Justice Wainer Apter then cited court rules in other states that either expressly allowed or were interpreted by courts to permit third party observation or recording of DMEs. Those authorities were persuasive. The Court then stressed that when a plaintiff seeks to have a DME observed or recorded, counsel must confer and try to work out the issue. If they cannot, Justice Wainer Apter said, a defendant can move for a protective order. In ruling on such an application, courts are to “balance both the need for an accurate record and the imbalance of power between a medical professional and a patient against any valid concerns regarding the expert’s ability to conduct an accurate assessment of the patient’s condition with a recording or a neutral third-party observer. The plaintiff’s age, ability to communicate, cognitive limitations, psychological impairments, inexperience with the legal system, and language barriers are all relevant to this determination; other factors may be as well.”

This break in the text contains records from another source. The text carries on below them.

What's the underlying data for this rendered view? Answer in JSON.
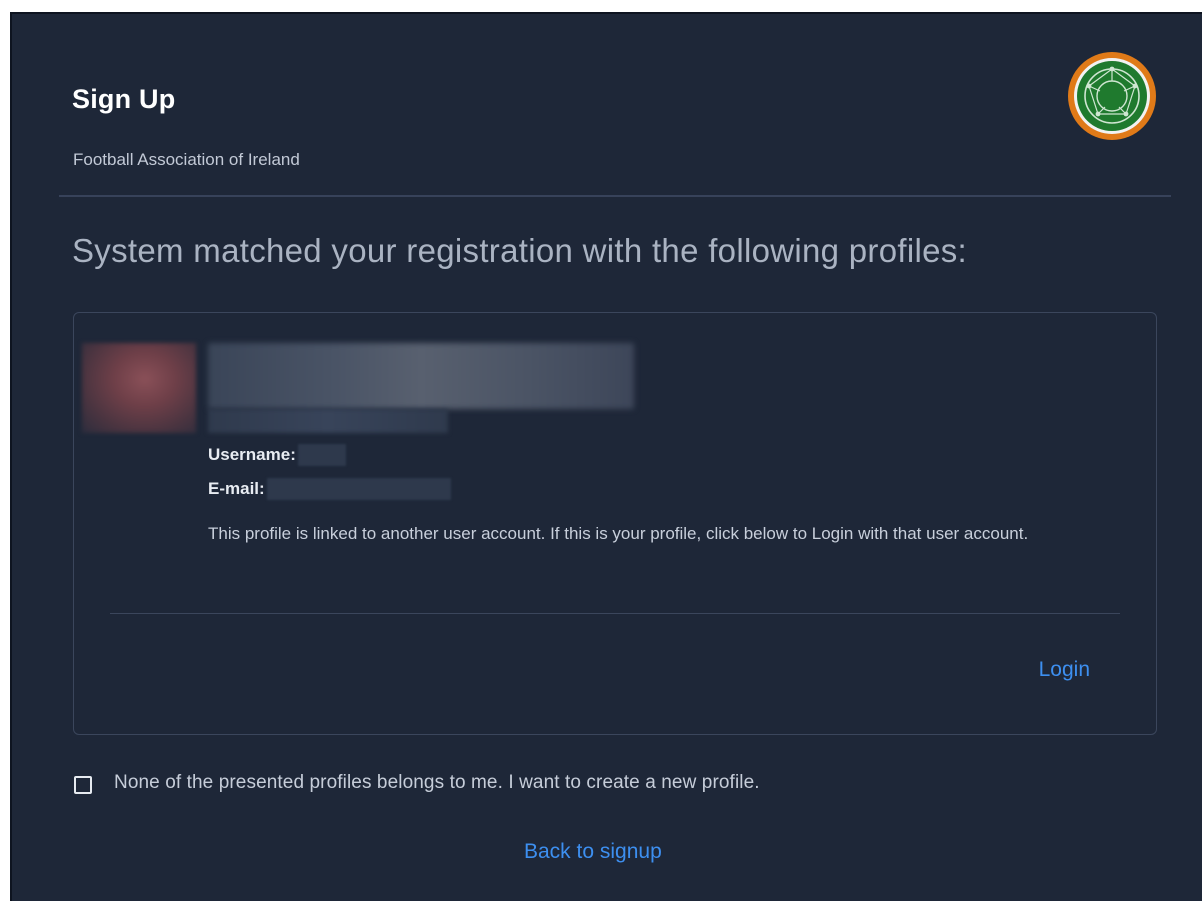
{
  "header": {
    "title": "Sign Up",
    "subtitle": "Football Association of Ireland"
  },
  "logo": {
    "icon": "fai-crest-icon",
    "ring_color": "#e07a18",
    "inner_color": "#1f7a2e"
  },
  "main": {
    "heading": "System matched your registration with the following profiles:"
  },
  "profile": {
    "username_label": "Username:",
    "email_label": "E-mail:",
    "notice": "This profile is linked to another user account. If this is your profile, click below to Login with that user account.",
    "login_label": "Login"
  },
  "options": {
    "none_mine_label": "None of the presented profiles belongs to me. I want to create a new profile.",
    "none_mine_checked": false
  },
  "footer": {
    "back_label": "Back to signup"
  },
  "colors": {
    "background": "#1e2738",
    "link": "#3d8ff0",
    "divider": "#37425a"
  }
}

Justice Wainer Apter emphasized that the Court’s ruling applies only to third-party observers, not attorneys, and only to those who do not “interfere with or disrupt the exam.” For example, “[a] licensed nurse silently taking notes is different in kind from an attorney interjecting on behalf of their client.”
Finally, Justice Wainer Apter stressed that this case involved only DMEs. There had been much discussion at oral argument about whether defendants could “demand the ability to record or observe examinations by non-treating physicians arranged by plaintiffs’ counsel solely for the purposes of litigation.” But no defendant briefed or argued that here, and that was not a basis for granting certification. So the Court did not address it. Instead, the Court referred that issue, as well as other aspects of its ruling in these cases, to the Civil Practice Committee.